  • Ougolkov AV, Bone ND, Fernandez-Zapico ME, Kay NE, Billadeau DD. Inhibition of glycogen synthase kinase-3 activity leads to epigenetic silencing of nuclear factor kappaB target genes and induction of apoptosis in chronic lymphocytic leukemia B cells. Blood. 2007;110:735–742. doi: 10.1182/blood-2006-12-060947. [PubMed] [Cross Ref]
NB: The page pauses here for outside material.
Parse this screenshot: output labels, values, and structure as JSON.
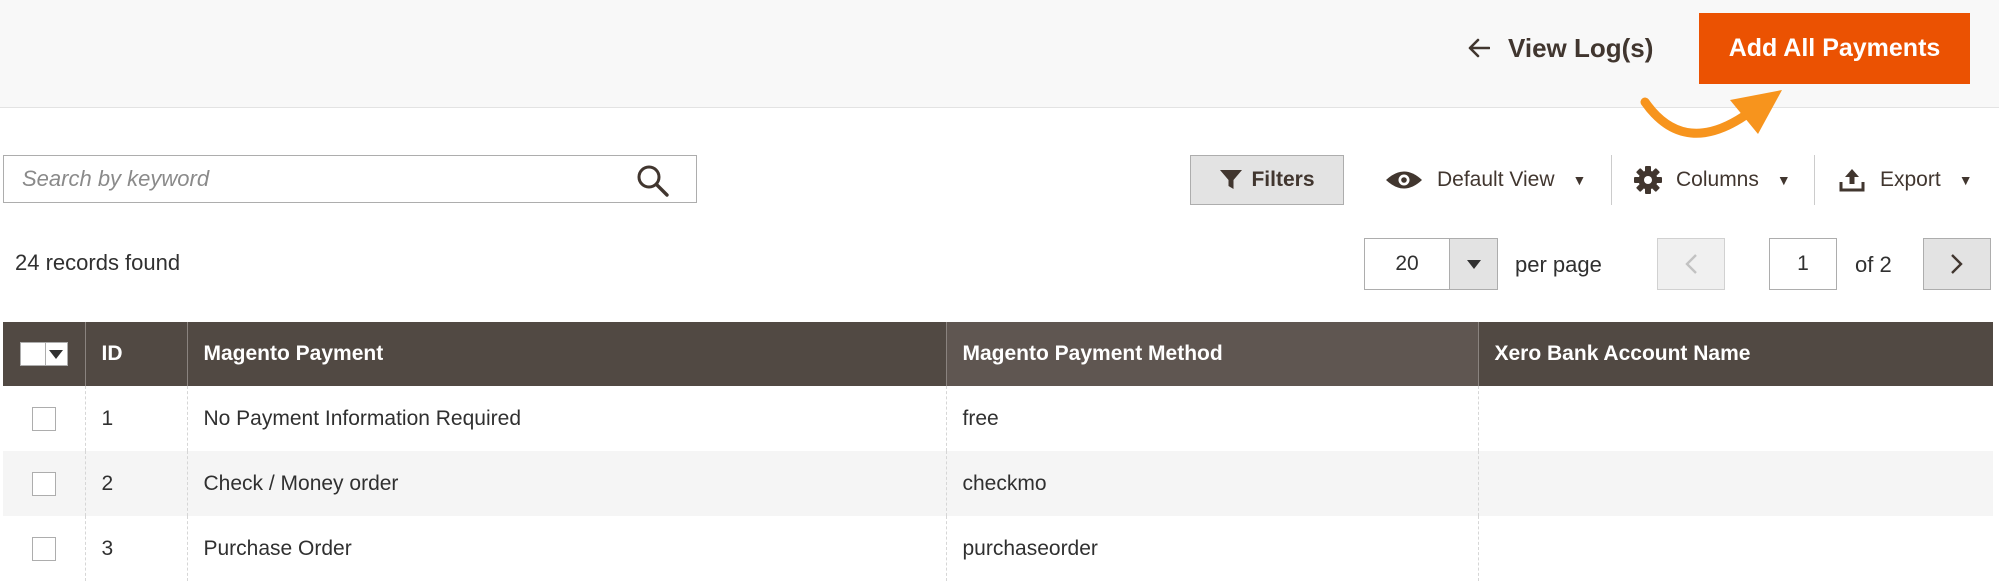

  • Wang Z, Smith KS, Murphy M, Piloto O, Somervaille TC, Cleary ML. Glycogen synthase kinase 3 in MLL leukaemia maintenance and targeted therapy. Nature. 2008;455:1205–1209. doi: 10.1038/nature07284. [PubMed] [Cross Ref]
  • Adler JT, Cook M, Luo Y, Pitt SC, Ju J, Li W, Shen B, Kunnimalaiyaan M, Chen H. Tautomycetin and tautomycin suppress the growth of medullary thyroid cancer cells via inhibition of glycogen synthase kinase-3beta. Mol Cancer Ther. 2009;8:914–920. doi: 10.1158/1535-7163.MCT-08-0712. [PMC free article] [PubMed] [Cross Ref]
  • Kotliarova S, Pastorino S, Kovell LC, Kotliarov Y, Song H, Zhang W, Bailey R, Maric D, Zenklusen JC, Lee J, Fine HA. Glycogen synthase kinase-3 inhibition induces glioma cell death through c-MYC, nuclear factor-kappaB, and glucose regulation. Cancer Res. 2008;68:6643–6651. doi: 10.1158/0008-5472.CAN-08-0850. [PMC free article] [PubMed] [Cross Ref]

Articles from Molecular Cancer are provided here courtesy of BioMed Central